or The Tyrant’s Letter
In Aristotle’s  and Diogenes Laërtius’  accounts, an intriguing episode involving Periander, a young Corinthian tyrant in the making, and Thrasybulus, the well-established authoritative ruler of Miletus, unfolds. Periander, facing the challenge of maintaining effective rule, sought counsel from Thrasybulus. However, Thrasybulus declined to convey his advice in written form and instead embarked on a symbolic act. He escorted Periander’s envoy to a field where he proceeded to traverse the terrain. During this walk, he systematically removed the most conspicuous and elevated stalks of wheat, rendering the field perfectly leveled. No verbal explanation was proffered; the messenger was then dispatched back to Periander.

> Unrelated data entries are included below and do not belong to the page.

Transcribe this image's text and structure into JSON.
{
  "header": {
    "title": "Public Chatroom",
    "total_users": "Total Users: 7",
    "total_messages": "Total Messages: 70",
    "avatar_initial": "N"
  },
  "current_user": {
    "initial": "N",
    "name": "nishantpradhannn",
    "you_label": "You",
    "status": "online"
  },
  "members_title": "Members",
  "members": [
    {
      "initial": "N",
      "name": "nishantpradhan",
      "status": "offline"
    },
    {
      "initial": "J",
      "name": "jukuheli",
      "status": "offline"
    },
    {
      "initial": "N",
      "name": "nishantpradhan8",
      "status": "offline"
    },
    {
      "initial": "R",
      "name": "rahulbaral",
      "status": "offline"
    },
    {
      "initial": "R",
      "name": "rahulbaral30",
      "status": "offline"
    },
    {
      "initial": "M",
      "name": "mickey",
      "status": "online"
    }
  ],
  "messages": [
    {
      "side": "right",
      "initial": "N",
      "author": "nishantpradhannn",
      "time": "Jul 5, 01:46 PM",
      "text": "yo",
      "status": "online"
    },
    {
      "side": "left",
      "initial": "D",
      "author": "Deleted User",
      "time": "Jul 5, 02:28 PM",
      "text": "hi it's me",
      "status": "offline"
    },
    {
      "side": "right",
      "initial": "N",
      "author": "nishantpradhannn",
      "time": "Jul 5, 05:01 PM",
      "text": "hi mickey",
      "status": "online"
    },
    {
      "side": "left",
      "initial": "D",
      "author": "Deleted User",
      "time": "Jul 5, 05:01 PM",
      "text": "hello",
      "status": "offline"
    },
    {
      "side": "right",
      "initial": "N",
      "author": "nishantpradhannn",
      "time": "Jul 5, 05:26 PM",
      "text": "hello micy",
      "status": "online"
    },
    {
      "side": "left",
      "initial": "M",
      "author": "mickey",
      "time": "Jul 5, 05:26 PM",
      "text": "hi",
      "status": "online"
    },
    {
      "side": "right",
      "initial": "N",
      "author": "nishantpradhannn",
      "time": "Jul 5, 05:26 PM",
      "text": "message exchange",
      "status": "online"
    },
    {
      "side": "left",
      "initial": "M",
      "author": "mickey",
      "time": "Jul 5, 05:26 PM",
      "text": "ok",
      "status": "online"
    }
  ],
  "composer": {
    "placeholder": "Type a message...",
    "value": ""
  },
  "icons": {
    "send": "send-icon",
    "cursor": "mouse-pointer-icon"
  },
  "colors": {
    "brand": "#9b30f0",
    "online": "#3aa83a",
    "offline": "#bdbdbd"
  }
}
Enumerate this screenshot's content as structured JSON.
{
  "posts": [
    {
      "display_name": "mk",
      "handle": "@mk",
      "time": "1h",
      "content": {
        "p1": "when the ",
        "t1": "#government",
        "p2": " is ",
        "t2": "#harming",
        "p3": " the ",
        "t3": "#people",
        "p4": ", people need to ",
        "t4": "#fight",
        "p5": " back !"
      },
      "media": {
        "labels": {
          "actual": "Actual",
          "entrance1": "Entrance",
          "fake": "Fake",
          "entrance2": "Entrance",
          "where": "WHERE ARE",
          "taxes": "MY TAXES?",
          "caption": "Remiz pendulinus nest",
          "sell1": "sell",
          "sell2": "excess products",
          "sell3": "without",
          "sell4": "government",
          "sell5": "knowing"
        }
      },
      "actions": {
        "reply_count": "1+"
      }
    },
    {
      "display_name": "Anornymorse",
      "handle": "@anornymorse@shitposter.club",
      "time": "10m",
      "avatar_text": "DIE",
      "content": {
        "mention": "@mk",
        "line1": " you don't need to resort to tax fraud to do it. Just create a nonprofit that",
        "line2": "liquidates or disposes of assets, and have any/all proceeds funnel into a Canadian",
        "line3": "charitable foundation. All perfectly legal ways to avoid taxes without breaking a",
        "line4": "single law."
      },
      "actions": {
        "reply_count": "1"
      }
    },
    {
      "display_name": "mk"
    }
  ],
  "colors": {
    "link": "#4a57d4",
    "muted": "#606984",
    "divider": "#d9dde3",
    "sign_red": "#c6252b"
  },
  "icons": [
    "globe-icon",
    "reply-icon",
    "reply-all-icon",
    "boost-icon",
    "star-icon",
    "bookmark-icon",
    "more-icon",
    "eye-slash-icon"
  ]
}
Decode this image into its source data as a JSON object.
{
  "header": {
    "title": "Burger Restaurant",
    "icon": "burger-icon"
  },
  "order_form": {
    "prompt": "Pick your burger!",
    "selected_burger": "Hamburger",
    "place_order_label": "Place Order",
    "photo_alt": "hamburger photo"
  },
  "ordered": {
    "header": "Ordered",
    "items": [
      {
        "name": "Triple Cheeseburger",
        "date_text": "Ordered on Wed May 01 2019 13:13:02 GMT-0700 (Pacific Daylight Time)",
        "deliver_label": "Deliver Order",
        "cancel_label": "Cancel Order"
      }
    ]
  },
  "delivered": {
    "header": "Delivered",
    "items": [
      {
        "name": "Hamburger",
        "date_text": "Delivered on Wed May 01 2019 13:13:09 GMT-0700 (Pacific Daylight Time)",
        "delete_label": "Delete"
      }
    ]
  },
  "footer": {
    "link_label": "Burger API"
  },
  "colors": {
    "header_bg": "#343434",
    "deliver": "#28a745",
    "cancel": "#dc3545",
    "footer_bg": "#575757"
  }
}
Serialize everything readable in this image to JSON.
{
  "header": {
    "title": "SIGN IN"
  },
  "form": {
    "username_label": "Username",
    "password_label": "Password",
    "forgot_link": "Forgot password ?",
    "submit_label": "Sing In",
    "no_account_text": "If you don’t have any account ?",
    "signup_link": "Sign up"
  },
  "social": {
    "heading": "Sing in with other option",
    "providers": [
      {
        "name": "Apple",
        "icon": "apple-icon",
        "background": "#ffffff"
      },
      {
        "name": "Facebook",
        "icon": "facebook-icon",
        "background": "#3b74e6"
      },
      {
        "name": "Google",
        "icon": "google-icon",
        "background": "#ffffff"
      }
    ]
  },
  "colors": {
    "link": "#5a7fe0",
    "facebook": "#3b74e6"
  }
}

Periander, upon hearing about the cryptic episode from the envoy, comprehended its intended meaning. In his understanding, Thrasybulus had subtly advised him to eliminate any individuals who might pose a potential threat or challenge to his rule. In essence, Thrasybulus’ action of severing the tallest stalks served as a symbolic directive for Periander to remove those prominent and influential figures who could jeopardize his grip on power.
Notably, Aristotle offers an intriguing perspective on this theme, underscoring that the practice of removing or neutralizing exceptional individuals is not confined to tyrannical regimes alone. It transcends such boundaries, extending its influence to encompass alternative forms of governance, be they oligarchies or democracies. The suppression of dissent and the ensuing social ramifications have been enduring facets of the human experience, intrinsically entwined with the exercise of Power throughout History.
 Ἀριστοτέλης. (4th c. BC). Πολιτικά, 3, 1284a.
 Laërtius, D. (3rd c. AD). Vitae Philosophorum, 1, Ch. 7. “Periander (tyrant, 625–585 BC)”.